# Task data
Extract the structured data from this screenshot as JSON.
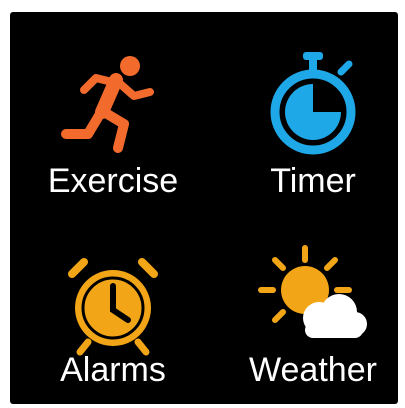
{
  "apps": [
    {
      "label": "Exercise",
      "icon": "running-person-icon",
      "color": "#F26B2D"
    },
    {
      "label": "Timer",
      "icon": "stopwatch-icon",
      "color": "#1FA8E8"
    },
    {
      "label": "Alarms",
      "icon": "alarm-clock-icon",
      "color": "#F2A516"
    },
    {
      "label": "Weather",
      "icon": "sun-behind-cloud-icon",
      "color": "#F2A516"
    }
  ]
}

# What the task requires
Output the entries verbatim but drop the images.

# Output of the task
Extract the structured data from this screenshot as JSON.
{
  "apps": [
    {
      "label": "Exercise",
      "icon": "running-person-icon",
      "color": "#F26B2D"
    },
    {
      "label": "Timer",
      "icon": "stopwatch-icon",
      "color": "#1FA8E8"
    },
    {
      "label": "Alarms",
      "icon": "alarm-clock-icon",
      "color": "#F2A516"
    },
    {
      "label": "Weather",
      "icon": "sun-behind-cloud-icon",
      "color": "#F2A516"
    }
  ]
}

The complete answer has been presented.